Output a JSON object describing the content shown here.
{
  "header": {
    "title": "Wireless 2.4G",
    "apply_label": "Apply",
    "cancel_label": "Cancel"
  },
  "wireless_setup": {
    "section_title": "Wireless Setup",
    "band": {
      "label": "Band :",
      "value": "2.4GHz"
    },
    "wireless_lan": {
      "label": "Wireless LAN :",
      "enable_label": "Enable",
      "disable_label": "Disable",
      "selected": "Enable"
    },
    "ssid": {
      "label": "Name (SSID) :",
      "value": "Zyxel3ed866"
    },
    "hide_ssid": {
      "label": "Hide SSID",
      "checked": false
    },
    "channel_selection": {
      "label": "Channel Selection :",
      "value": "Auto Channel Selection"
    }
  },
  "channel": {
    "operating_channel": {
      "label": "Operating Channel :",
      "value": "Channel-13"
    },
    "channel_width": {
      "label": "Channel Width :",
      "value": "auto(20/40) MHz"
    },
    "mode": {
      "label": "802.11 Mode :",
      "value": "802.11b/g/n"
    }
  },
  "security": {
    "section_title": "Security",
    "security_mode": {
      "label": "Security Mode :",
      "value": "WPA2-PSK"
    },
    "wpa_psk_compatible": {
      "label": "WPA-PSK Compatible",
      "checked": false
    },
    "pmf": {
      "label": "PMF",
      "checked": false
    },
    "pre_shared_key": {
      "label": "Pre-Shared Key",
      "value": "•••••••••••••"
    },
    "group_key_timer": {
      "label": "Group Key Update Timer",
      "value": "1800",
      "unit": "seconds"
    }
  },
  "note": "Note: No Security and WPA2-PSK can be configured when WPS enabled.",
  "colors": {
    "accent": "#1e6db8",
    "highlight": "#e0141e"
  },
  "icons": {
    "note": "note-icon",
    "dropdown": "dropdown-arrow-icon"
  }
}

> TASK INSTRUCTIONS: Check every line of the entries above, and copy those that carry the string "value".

> PROBLEM SOLUTION:
      "value": "2.4GHz"
      "value": "Zyxel3ed866"
      "value": "Auto Channel Selection"
      "value": "Channel-13"
      "value": "auto(20/40) MHz"
      "value": "802.11b/g/n"
      "value": "WPA2-PSK"
      "value": "•••••••••••••"
      "value": "1800",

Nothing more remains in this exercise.